Problem details:
What you return must be the lines of the data that hold the word "duration".

[Records from a data collection]

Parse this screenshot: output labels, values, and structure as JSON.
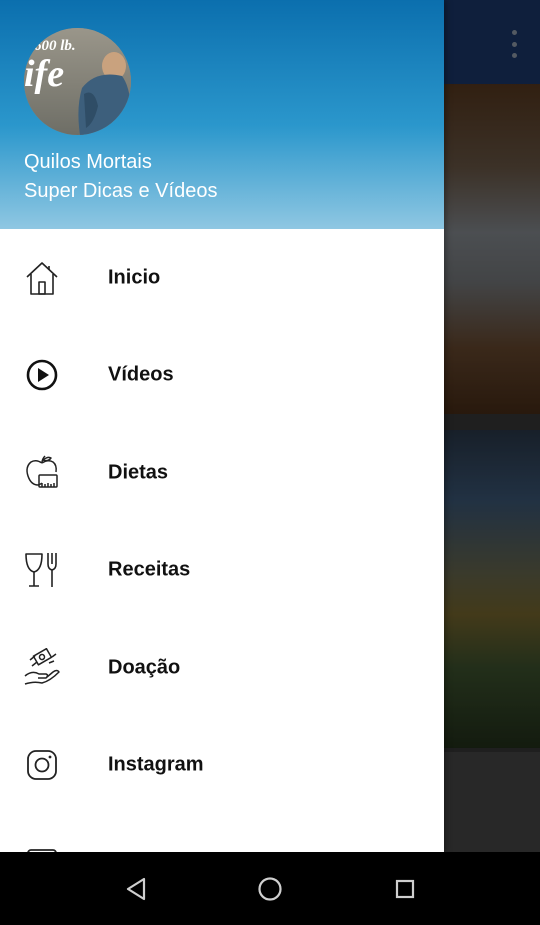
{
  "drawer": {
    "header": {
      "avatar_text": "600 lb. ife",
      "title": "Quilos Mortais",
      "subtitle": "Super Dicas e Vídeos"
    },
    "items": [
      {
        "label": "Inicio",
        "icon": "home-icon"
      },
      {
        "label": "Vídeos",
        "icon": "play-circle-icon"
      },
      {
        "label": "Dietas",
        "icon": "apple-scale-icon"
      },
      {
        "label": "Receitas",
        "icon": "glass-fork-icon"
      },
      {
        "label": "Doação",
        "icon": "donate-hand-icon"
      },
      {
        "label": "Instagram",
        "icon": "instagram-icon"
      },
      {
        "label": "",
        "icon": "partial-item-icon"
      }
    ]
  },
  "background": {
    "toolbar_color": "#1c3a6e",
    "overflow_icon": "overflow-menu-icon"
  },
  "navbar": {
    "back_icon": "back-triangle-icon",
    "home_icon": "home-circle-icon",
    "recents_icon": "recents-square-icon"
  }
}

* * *

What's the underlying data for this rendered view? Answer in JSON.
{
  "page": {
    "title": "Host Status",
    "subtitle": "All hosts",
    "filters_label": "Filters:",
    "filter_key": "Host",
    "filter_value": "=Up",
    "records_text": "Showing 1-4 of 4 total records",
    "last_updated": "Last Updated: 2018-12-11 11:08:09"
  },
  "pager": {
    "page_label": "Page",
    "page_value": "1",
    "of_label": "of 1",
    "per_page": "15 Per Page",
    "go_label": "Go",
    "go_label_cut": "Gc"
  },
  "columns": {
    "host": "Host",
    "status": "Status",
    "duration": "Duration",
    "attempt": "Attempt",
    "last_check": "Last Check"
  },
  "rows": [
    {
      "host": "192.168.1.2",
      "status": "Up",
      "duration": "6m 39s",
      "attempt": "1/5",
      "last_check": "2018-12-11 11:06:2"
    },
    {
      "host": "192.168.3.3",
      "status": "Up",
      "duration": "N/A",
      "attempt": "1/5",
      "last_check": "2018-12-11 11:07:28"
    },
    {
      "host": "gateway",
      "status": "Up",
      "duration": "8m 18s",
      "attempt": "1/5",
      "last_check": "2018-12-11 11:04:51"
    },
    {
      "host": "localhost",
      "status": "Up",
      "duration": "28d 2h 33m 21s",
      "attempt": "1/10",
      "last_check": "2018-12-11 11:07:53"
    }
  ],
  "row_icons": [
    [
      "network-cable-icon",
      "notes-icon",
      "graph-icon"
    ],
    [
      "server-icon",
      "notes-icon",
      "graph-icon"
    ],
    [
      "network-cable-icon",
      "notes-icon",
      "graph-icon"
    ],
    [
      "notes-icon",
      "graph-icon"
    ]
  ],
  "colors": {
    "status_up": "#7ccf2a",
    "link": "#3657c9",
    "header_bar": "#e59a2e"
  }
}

Written solution:
    "duration": "Duration",
      "duration": "6m 39s",
      "duration": "N/A",
      "duration": "8m 18s",
      "duration": "28d 2h 33m 21s",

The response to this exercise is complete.